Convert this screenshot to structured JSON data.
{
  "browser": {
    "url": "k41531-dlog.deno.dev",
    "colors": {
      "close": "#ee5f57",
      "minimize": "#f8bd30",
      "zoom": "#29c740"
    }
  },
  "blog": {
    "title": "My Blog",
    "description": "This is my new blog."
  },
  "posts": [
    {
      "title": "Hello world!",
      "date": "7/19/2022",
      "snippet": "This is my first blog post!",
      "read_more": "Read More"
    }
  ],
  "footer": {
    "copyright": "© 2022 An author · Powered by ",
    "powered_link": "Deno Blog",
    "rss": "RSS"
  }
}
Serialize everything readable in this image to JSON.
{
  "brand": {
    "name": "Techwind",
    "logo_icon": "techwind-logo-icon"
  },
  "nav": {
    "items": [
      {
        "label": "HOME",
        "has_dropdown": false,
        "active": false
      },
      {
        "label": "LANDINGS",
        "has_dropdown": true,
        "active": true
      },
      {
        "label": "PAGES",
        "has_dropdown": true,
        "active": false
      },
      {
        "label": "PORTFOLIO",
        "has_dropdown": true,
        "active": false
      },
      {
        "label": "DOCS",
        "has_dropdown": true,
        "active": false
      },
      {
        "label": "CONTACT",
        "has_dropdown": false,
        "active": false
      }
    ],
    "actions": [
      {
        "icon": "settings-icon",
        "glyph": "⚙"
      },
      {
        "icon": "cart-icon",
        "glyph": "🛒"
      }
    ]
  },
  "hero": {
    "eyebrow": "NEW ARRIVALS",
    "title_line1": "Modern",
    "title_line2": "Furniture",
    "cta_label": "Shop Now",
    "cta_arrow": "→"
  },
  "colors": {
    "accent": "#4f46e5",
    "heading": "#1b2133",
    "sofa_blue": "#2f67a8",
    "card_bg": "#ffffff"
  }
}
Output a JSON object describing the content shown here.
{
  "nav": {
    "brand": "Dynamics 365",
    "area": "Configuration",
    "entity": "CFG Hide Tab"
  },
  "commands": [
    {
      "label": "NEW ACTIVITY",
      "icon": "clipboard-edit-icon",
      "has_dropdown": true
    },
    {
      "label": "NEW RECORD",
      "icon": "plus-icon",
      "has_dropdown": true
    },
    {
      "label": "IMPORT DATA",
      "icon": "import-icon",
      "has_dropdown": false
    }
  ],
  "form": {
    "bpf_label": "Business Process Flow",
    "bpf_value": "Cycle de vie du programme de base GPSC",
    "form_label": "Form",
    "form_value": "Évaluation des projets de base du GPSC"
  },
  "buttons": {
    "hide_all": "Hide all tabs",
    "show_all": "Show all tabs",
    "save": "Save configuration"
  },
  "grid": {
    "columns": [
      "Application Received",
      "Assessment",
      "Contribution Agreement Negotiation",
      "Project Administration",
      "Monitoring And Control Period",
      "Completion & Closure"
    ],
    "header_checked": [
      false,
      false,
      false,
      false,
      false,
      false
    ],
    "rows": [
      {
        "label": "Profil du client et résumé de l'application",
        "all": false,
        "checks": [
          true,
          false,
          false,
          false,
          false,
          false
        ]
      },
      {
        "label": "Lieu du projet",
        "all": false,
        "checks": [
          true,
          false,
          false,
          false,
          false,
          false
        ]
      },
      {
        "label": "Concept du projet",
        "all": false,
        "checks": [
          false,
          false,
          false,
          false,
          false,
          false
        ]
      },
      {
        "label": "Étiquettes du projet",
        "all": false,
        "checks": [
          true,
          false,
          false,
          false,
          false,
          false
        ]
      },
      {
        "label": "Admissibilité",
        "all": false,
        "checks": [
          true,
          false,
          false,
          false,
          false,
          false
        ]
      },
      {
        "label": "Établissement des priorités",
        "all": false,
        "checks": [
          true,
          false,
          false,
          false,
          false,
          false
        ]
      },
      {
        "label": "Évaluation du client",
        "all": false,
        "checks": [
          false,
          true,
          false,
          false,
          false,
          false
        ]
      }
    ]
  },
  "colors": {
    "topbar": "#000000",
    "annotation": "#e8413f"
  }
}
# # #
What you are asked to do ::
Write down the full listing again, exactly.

Output of the task ::
Convert this screenshot to structured JSON data.
{
  "browser": {
    "url": "k41531-dlog.deno.dev",
    "colors": {
      "close": "#ee5f57",
      "minimize": "#f8bd30",
      "zoom": "#29c740"
    }
  },
  "blog": {
    "title": "My Blog",
    "description": "This is my new blog."
  },
  "posts": [
    {
      "title": "Hello world!",
      "date": "7/19/2022",
      "snippet": "This is my first blog post!",
      "read_more": "Read More"
    }
  ],
  "footer": {
    "copyright": "© 2022 An author · Powered by ",
    "powered_link": "Deno Blog",
    "rss": "RSS"
  }
}
Serialize everything readable in this image to JSON.
{
  "brand": {
    "name": "Techwind",
    "logo_icon": "techwind-logo-icon"
  },
  "nav": {
    "items": [
      {
        "label": "HOME",
        "has_dropdown": false,
        "active": false
      },
      {
        "label": "LANDINGS",
        "has_dropdown": true,
        "active": true
      },
      {
        "label": "PAGES",
        "has_dropdown": true,
        "active": false
      },
      {
        "label": "PORTFOLIO",
        "has_dropdown": true,
        "active": false
      },
      {
        "label": "DOCS",
        "has_dropdown": true,
        "active": false
      },
      {
        "label": "CONTACT",
        "has_dropdown": false,
        "active": false
      }
    ],
    "actions": [
      {
        "icon": "settings-icon",
        "glyph": "⚙"
      },
      {
        "icon": "cart-icon",
        "glyph": "🛒"
      }
    ]
  },
  "hero": {
    "eyebrow": "NEW ARRIVALS",
    "title_line1": "Modern",
    "title_line2": "Furniture",
    "cta_label": "Shop Now",
    "cta_arrow": "→"
  },
  "colors": {
    "accent": "#4f46e5",
    "heading": "#1b2133",
    "sofa_blue": "#2f67a8",
    "card_bg": "#ffffff"
  }
}
Output a JSON object describing the content shown here.
{
  "nav": {
    "brand": "Dynamics 365",
    "area": "Configuration",
    "entity": "CFG Hide Tab"
  },
  "commands": [
    {
      "label": "NEW ACTIVITY",
      "icon": "clipboard-edit-icon",
      "has_dropdown": true
    },
    {
      "label": "NEW RECORD",
      "icon": "plus-icon",
      "has_dropdown": true
    },
    {
      "label": "IMPORT DATA",
      "icon": "import-icon",
      "has_dropdown": false
    }
  ],
  "form": {
    "bpf_label": "Business Process Flow",
    "bpf_value": "Cycle de vie du programme de base GPSC",
    "form_label": "Form",
    "form_value": "Évaluation des projets de base du GPSC"
  },
  "buttons": {
    "hide_all": "Hide all tabs",
    "show_all": "Show all tabs",
    "save": "Save configuration"
  },
  "grid": {
    "columns": [
      "Application Received",
      "Assessment",
      "Contribution Agreement Negotiation",
      "Project Administration",
      "Monitoring And Control Period",
      "Completion & Closure"
    ],
    "header_checked": [
      false,
      false,
      false,
      false,
      false,
      false
    ],
    "rows": [
      {
        "label": "Profil du client et résumé de l'application",
        "all": false,
        "checks": [
          true,
          false,
          false,
          false,
          false,
          false
        ]
      },
      {
        "label": "Lieu du projet",
        "all": false,
        "checks": [
          true,
          false,
          false,
          false,
          false,
          false
        ]
      },
      {
        "label": "Concept du projet",
        "all": false,
        "checks": [
          false,
          false,
          false,
          false,
          false,
          false
        ]
      },
      {
        "label": "Étiquettes du projet",
        "all": false,
        "checks": [
          true,
          false,
          false,
          false,
          false,
          false
        ]
      },
      {
        "label": "Admissibilité",
        "all": false,
        "checks": [
          true,
          false,
          false,
          false,
          false,
          false
        ]
      },
      {
        "label": "Établissement des priorités",
        "all": false,
        "checks": [
          true,
          false,
          false,
          false,
          false,
          false
        ]
      },
      {
        "label": "Évaluation du client",
        "all": false,
        "checks": [
          false,
          true,
          false,
          false,
          false,
          false
        ]
      }
    ]
  },
  "colors": {
    "topbar": "#000000",
    "annotation": "#e8413f"
  }
}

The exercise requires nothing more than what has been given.